Background: Rigid bone fixation is the standard of care for all bone reconstructions except that after sternotomy. Sternal reconstruction after median sternotomy using rigid fixation with plates may improve bone healing and reduce pain when compared with wire cerclage. Methods: One-hundred forty patients at six centers who were determined preoperatively to be at high risk for sternal wound complications were randomly assigned to sternal closure with rigid plate fixation (n = 70) or wire cerclage (n = 70). Sternal healing was evaluated at 3 or 6 months by a core laboratory using computed tomography. Pain and function were evaluated at postoperative day 3 through discharge, 3 weeks, 6 weeks, 3 months, and 6 months. Results: Sternal healing was superior in rigid plate fixation patients at both 3 and 6 months. Mean computed tomography scores in the rigid plate fixation and wire cerclage groups at 3 months were 1.7 ± 1.1 and 0.9 ± 0.8 (p = 0.003). At 6 months, the scores were 3.2 ± 1.6 and 2.2 ± 1.1, respectively (p = 0.01). At 6 months, 70% of rigid plate fixation patients had achieved sternal union, compared with 24% of conventional wire cerclage patients (p = 0.003). Pain scores and narcotic usage were lower in rigid plate fixation patients. Significant differences in pain scores were observed at 3 weeks for total pain (p = 0.020) and pain with coughing (p = 0.0084) or sneezing (p = 0.030). Complication rates were similar in both groups. Conclusions: Sternal reconstruction using rigid fixation with plates improved bone healing and reduced early postoperative pain compared with wire cerclage.

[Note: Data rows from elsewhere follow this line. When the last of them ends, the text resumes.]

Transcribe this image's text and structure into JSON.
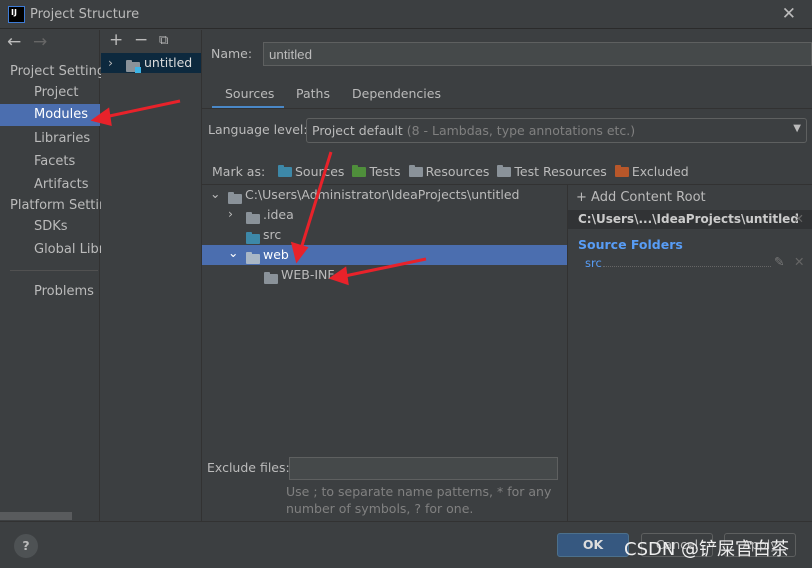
{
  "window": {
    "title": "Project Structure",
    "logo": "IJ"
  },
  "sidebar": {
    "sections": [
      {
        "label": "Project Settings",
        "items": [
          "Project",
          "Modules",
          "Libraries",
          "Facets",
          "Artifacts"
        ]
      },
      {
        "label": "Platform Settings",
        "items": [
          "SDKs",
          "Global Libraries"
        ]
      }
    ],
    "extra": "Problems",
    "selected": "Modules"
  },
  "modules": {
    "items": [
      "untitled"
    ]
  },
  "name": {
    "label": "Name:",
    "value": "untitled"
  },
  "tabs": [
    "Sources",
    "Paths",
    "Dependencies"
  ],
  "language": {
    "label": "Language level:",
    "value": "Project default",
    "hint": "(8 - Lambdas, type annotations etc.)"
  },
  "mark_as": {
    "label": "Mark as:",
    "items": [
      {
        "label": "Sources",
        "color": "#3d88a8"
      },
      {
        "label": "Tests",
        "color": "#4f8f3b"
      },
      {
        "label": "Resources",
        "color": "#8a9299"
      },
      {
        "label": "Test Resources",
        "color": "#8a9299"
      },
      {
        "label": "Excluded",
        "color": "#b8572a"
      }
    ]
  },
  "tree": [
    {
      "label": "C:\\Users\\Administrator\\IdeaProjects\\untitled"
    },
    {
      "label": ".idea"
    },
    {
      "label": "src"
    },
    {
      "label": "web"
    },
    {
      "label": "WEB-INF"
    }
  ],
  "roots": {
    "add": "Add Content Root",
    "path": "C:\\Users\\...\\IdeaProjects\\untitled",
    "source_folders": "Source Folders",
    "folders": [
      "src"
    ]
  },
  "exclude": {
    "label": "Exclude files:",
    "value": "",
    "hint1": "Use ; to separate name patterns, * for any",
    "hint2": "number of symbols, ? for one."
  },
  "buttons": {
    "ok": "OK",
    "cancel": "Cancel",
    "apply": "Apply",
    "help": "?"
  },
  "watermark": "CSDN @铲屎官白茶",
  "colors": {
    "selection": "#4b6eaf",
    "accent": "#4a88c7",
    "annotation": "#e8222a"
  }
}
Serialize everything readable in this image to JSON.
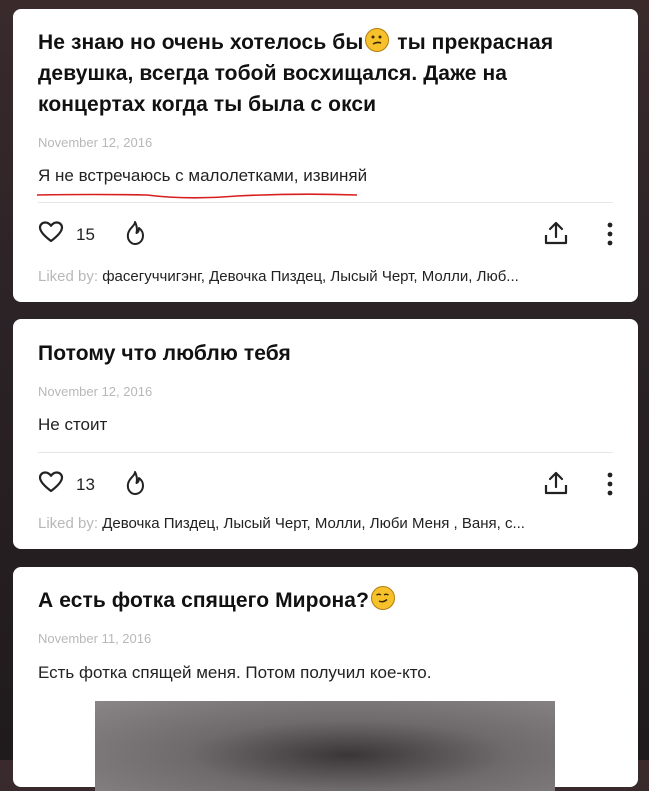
{
  "cards": [
    {
      "question_before": "Не знаю но очень хотелось бы",
      "question_emoji": "confused-face",
      "question_after": " ты прекрасная девушка, всегда тобой восхищался. Даже на концертах когда ты была с окси",
      "date": "November 12, 2016",
      "answer": "Я не встречаюсь с малолетками, извиняй",
      "likes": "15",
      "liked_label": "Liked by:",
      "liked_names": "фасегуччигэнг, Девочка Пиздец, Лысый Черт, Молли, Люб..."
    },
    {
      "question_before": "Потому что люблю тебя",
      "date": "November 12, 2016",
      "answer": "Не стоит",
      "likes": "13",
      "liked_label": "Liked by:",
      "liked_names": "Девочка Пиздец, Лысый Черт, Молли, Люби Меня , Ваня, с..."
    },
    {
      "question_before": "А есть фотка спящего Мирона?",
      "question_emoji": "smirking-face",
      "date": "November 11, 2016",
      "answer": "Есть фотка спящей меня. Потом получил кое-кто."
    }
  ],
  "colors": {
    "accent_underline": "#d81e1e",
    "emoji_yellow": "#f7c12b"
  },
  "icons": [
    "heart-icon",
    "fire-icon",
    "share-icon",
    "more-icon"
  ]
}
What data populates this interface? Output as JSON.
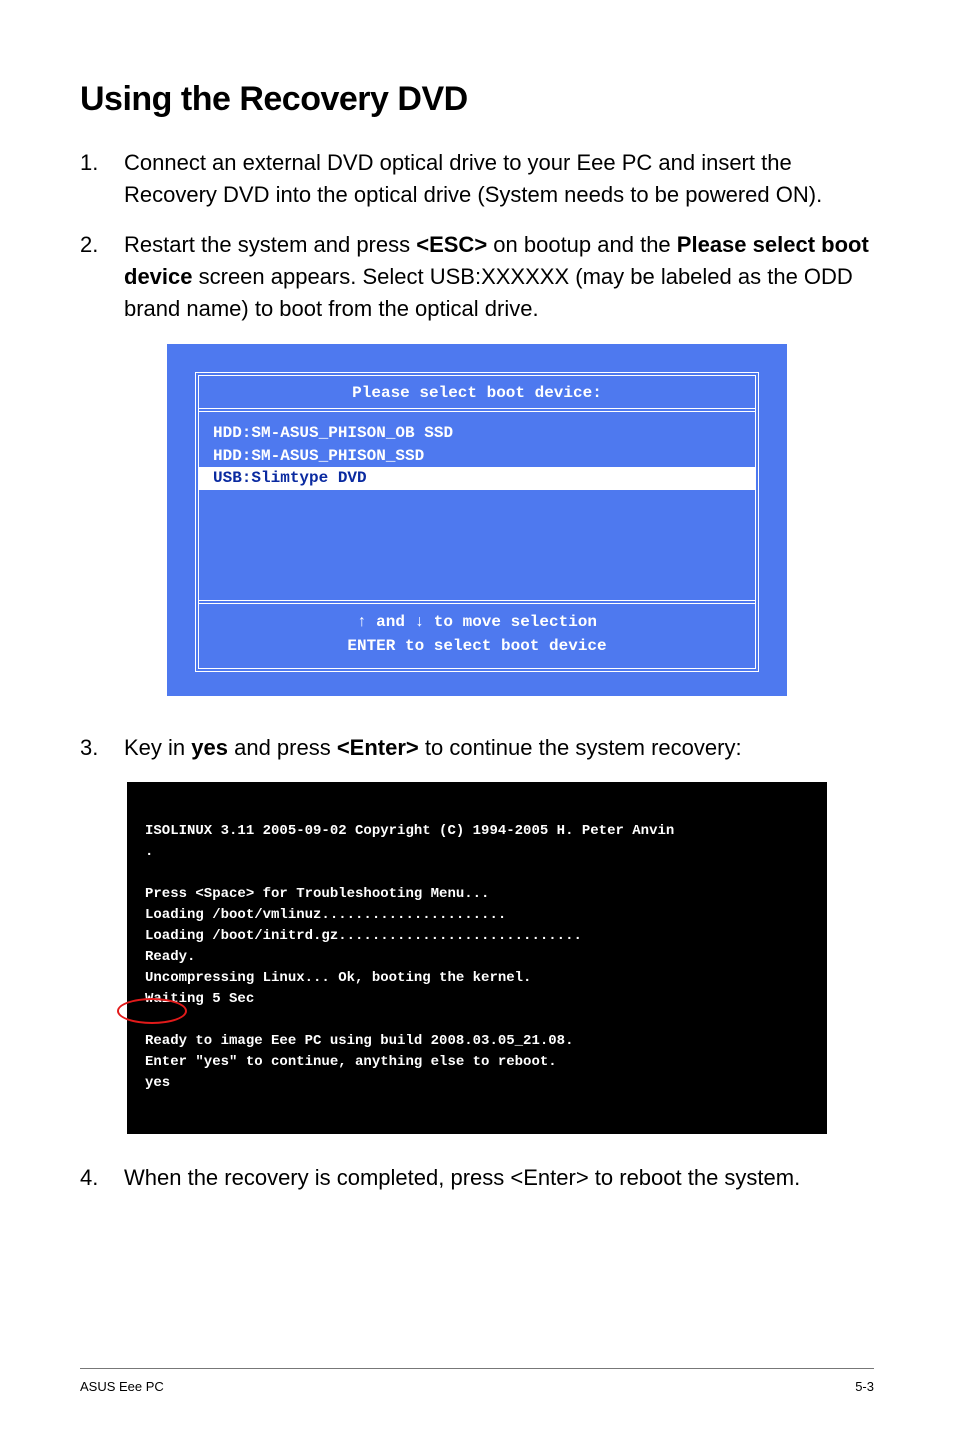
{
  "title": "Using the Recovery DVD",
  "steps": {
    "1": {
      "num": "1.",
      "text": "Connect an external DVD optical drive to your Eee PC and insert the Recovery DVD into the optical drive (System needs to be powered ON)."
    },
    "2": {
      "num": "2.",
      "pre": "Restart the system and press ",
      "key": "<ESC>",
      "mid": " on bootup and the ",
      "label": "Please select boot device",
      "post": " screen appears. Select USB:XXXXXX (may be labeled as the ODD brand name) to boot from the optical drive."
    },
    "3": {
      "num": "3.",
      "pre": "Key in ",
      "yes": "yes",
      "mid": " and press ",
      "key": "<Enter>",
      "post": " to continue the system recovery:"
    },
    "4": {
      "num": "4.",
      "text": "When the recovery is completed, press <Enter> to reboot the system."
    }
  },
  "bootbox": {
    "title": "Please select boot device:",
    "items": [
      "HDD:SM-ASUS_PHISON_OB SSD",
      "HDD:SM-ASUS_PHISON_SSD",
      "USB:Slimtype DVD"
    ],
    "footer1": "↑ and ↓ to move selection",
    "footer2": "ENTER to select boot device"
  },
  "terminal": {
    "line1": "ISOLINUX 3.11 2005-09-02 Copyright (C) 1994-2005 H. Peter Anvin",
    "line2": ".",
    "line3": "Press <Space> for Troubleshooting Menu...",
    "line4": "Loading /boot/vmlinuz......................",
    "line5": "Loading /boot/initrd.gz.............................",
    "line6": "Ready.",
    "line7": "Uncompressing Linux... Ok, booting the kernel.",
    "line8": "Waiting 5 Sec",
    "line9": "Ready to image Eee PC using build 2008.03.05_21.08.",
    "line10": "Enter \"yes\" to continue, anything else to reboot.",
    "line11": "yes"
  },
  "footer": {
    "left": "ASUS Eee PC",
    "right": "5-3"
  }
}
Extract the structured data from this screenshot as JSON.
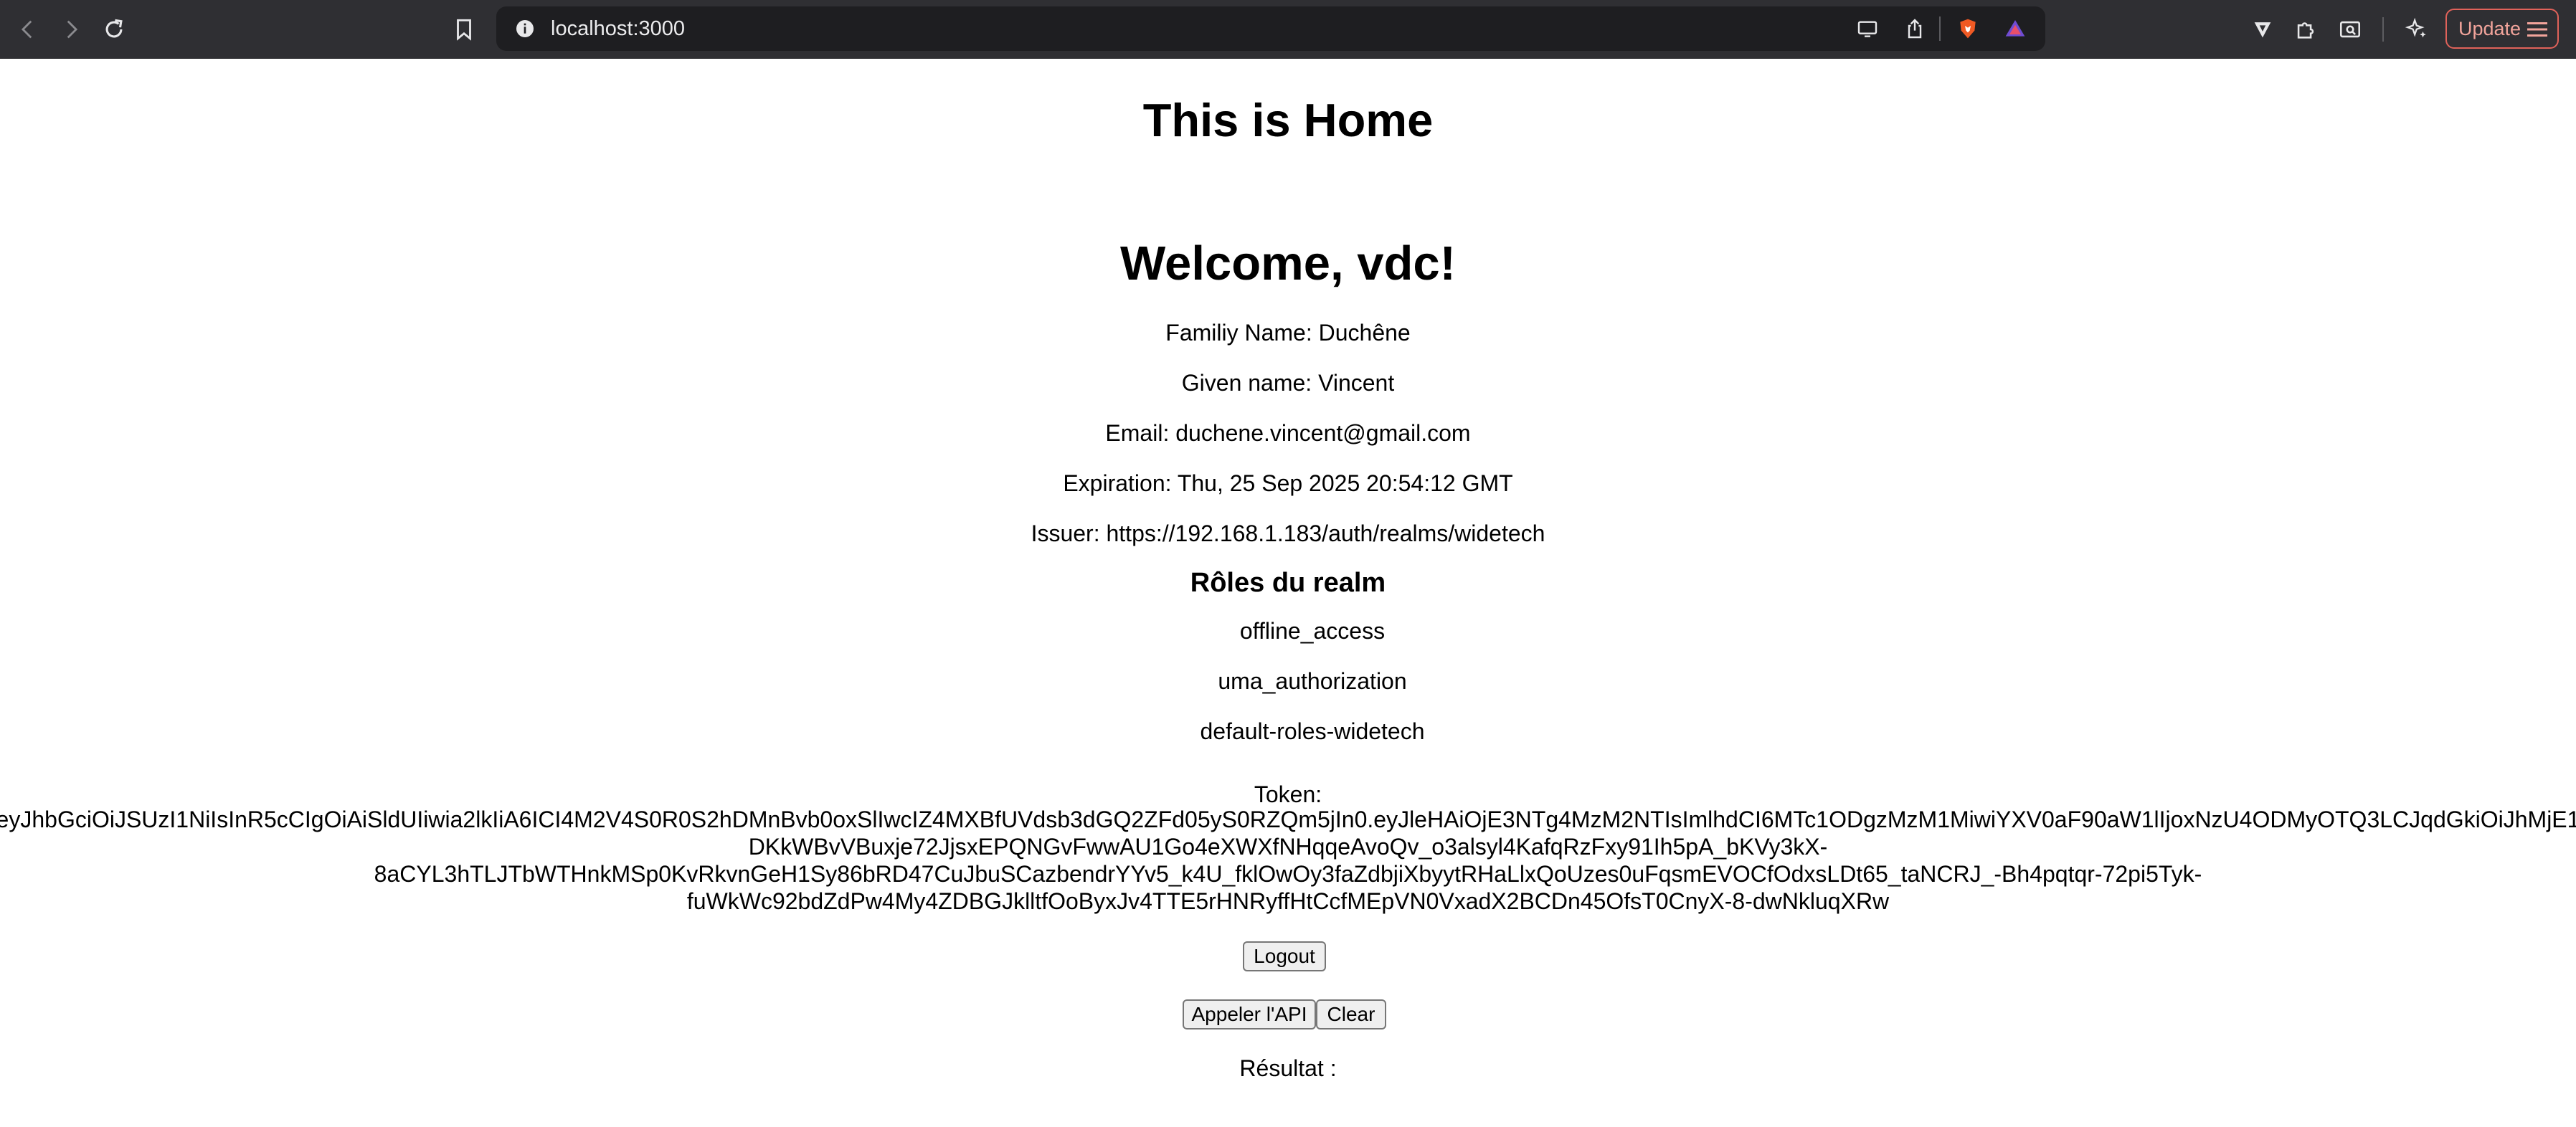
{
  "browser": {
    "url": "localhost:3000",
    "update_label": "Update",
    "icons": {
      "back": "chevron-left-icon",
      "forward": "chevron-right-icon",
      "reload": "reload-icon",
      "bookmark": "bookmark-icon",
      "site_info": "info-icon",
      "cast": "cast-icon",
      "share": "share-icon",
      "brave_shield": "brave-shield-icon",
      "rewards": "rewards-triangle-icon",
      "vpn": "vpn-icon",
      "extensions": "puzzle-icon",
      "reader": "reader-mode-icon",
      "leo": "sparkle-icon",
      "menu": "hamburger-icon"
    },
    "colors": {
      "toolbar": "#2f2f33",
      "urlbar": "#1e1e21",
      "update_border": "#e0625a"
    }
  },
  "page": {
    "title": "This is Home",
    "welcome": "Welcome, vdc!",
    "family_name": "Familiy Name: Duchêne",
    "given_name": "Given name: Vincent",
    "email": "Email: duchene.vincent@gmail.com",
    "expiration": "Expiration: Thu, 25 Sep 2025 20:54:12 GMT",
    "issuer": "Issuer: https://192.168.1.183/auth/realms/widetech",
    "roles_heading": "Rôles du realm",
    "roles": [
      "offline_access",
      "uma_authorization",
      "default-roles-widetech"
    ],
    "token_label": "Token:",
    "token_value": "eyJhbGciOiJSUzI1NiIsInR5cCIgOiAiSldUIiwia2lkIiA6ICI4M2V4S0R0S2hDMnBvb0oxSlIwcIZ4MXBfUVdsb3dGQ2ZFd05yS0RZQm5jIn0.eyJleHAiOjE3NTg4MzM2NTIsImlhdCI6MTc1ODgzMzM1MiwiYXV0aF90aW1lIjoxNzU4ODMyOTQ3LCJqdGkiOiJhMjE1\nDKkWBvVBuxje72JjsxEPQNGvFwwAU1Go4eXWXfNHqqeAvoQv_o3alsyl4KafqRzFxy91Ih5pA_bKVy3kX-\n8aCYL3hTLJTbWTHnkMSp0KvRkvnGeH1Sy86bRD47CuJbuSCazbendrYYv5_k4U_fklOwOy3faZdbjiXbyytRHaLlxQoUzes0uFqsmEVOCfOdxsLDt65_taNCRJ_-Bh4pqtqr-72pi5Tyk-\nfuWkWc92bdZdPw4My4ZDBGJklltfOoByxJv4TTE5rHNRyffHtCcfMEpVN0VxadX2BCDn45OfsT0CnyX-8-dwNkluqXRw",
    "logout_label": "Logout",
    "call_api_label": "Appeler l'API",
    "clear_label": "Clear",
    "result_label": "Résultat :"
  }
}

ASJC Scopus subject areas
- Pulmonary and Respiratory Medicine
- Cardiology and Cardiovascular Medicine